The Department of Homeland Security (DHS) announced this week that a ransomware attack shut down a natural gas compressor facility for two days. While in the network, the attacker deployed software trying to “identify critical assets” before setting off the ransomware and in the process, may have also disabled detection processes in place to identify the ransomware. The date of the attack was not specified.

According to DHS, this attack is illustrative of the many attacks that are recently targeting energy and other critical infrastructure. The attack started through spear phishing emails that included malicious links. The attack allowed the intruder to access the information technology system, and because the IT system was not segmented from the operational technology (OT) system, the attacker was able to access the OT system as well.

Although the attackers were not able to obtain control over the facility, the facility implemented a controlled shutdown because the operator was unable to access and read operational information in real time. Unfortunately, according to reports, the facility’s emergency response plan did not address risk and response to cyber-attacks.

It is imperative that emergency response, incident response, contingent operations and disaster recovery plans all anticipate and are able to respond to cyber-attacks.
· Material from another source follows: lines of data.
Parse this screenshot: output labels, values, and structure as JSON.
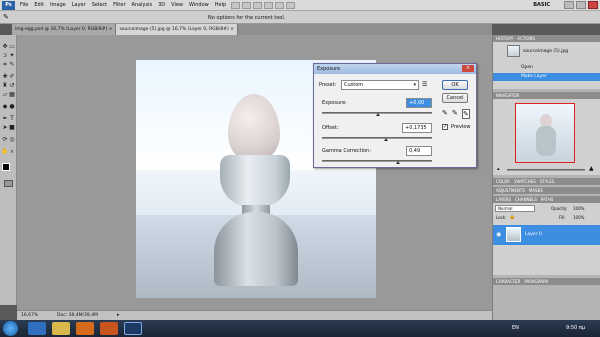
{
  "app": {
    "logo": "Ps",
    "menu": [
      "File",
      "Edit",
      "Image",
      "Layer",
      "Select",
      "Filter",
      "Analysis",
      "3D",
      "View",
      "Window",
      "Help"
    ],
    "workspace": "BASIC"
  },
  "options_bar": {
    "message": "No options for the current tool."
  },
  "tabs": [
    {
      "label": "img-egg.psd @ 16,7% (Layer 0, RGB/8#)",
      "active": false
    },
    {
      "label": "sourceimage (5).jpg @ 16,7% (Layer 0, RGB/8#)",
      "active": true
    }
  ],
  "status": {
    "zoom": "16,67%",
    "doc": "Doc: 39,4M/39,4M"
  },
  "dialog": {
    "title": "Exposure",
    "preset_label": "Preset:",
    "preset_value": "Custom",
    "exposure_label": "Exposure:",
    "exposure_value": "+0,00",
    "offset_label": "Offset:",
    "offset_value": "+0,1735",
    "gamma_label": "Gamma Correction:",
    "gamma_value": "0,49",
    "ok": "OK",
    "cancel": "Cancel",
    "preview_label": "Preview",
    "preview_checked": true
  },
  "panels": {
    "history": {
      "tabs": [
        "HISTORY",
        "ACTIONS"
      ],
      "snapshot": "sourceimage (5).jpg",
      "items": [
        "Open",
        "Make Layer"
      ]
    },
    "navigator": {
      "tabs": [
        "NAVIGATOR"
      ]
    },
    "color": {
      "tabs": [
        "COLOR",
        "SWATCHES",
        "STYLES"
      ]
    },
    "adjustments": {
      "tabs": [
        "ADJUSTMENTS",
        "MASKS"
      ]
    },
    "layers": {
      "tabs": [
        "LAYERS",
        "CHANNELS",
        "PATHS"
      ],
      "blend_mode": "Normal",
      "opacity_label": "Opacity:",
      "opacity_value": "100%",
      "lock_label": "Lock:",
      "fill_label": "Fill:",
      "fill_value": "100%",
      "layer_name": "Layer 0"
    },
    "character": {
      "tabs": [
        "CHARACTER",
        "PARAGRAPH"
      ]
    }
  },
  "taskbar": {
    "lang": "EN",
    "time": "9:50 πμ"
  },
  "colors": {
    "selection": "#3d8ee0",
    "titlebar": "#a8c0e2"
  }
}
DHS further urged critical infrastructure organizations to:

  • include cyber-risk planning in their incident response strategies;
  • practice failover to alternate control systems (back-ups);
  • conduct tabletop exercises to train employees, identify technical and human points of failure for operational visibility; and
  • recognize the safety implications of cyber-attacks, among other steps.

These are all basic cyber-hygiene practices that critical infrastructure facilities and operators may wish to consider implementing, particularly because of the devastation that could result from a significant cyber-attack.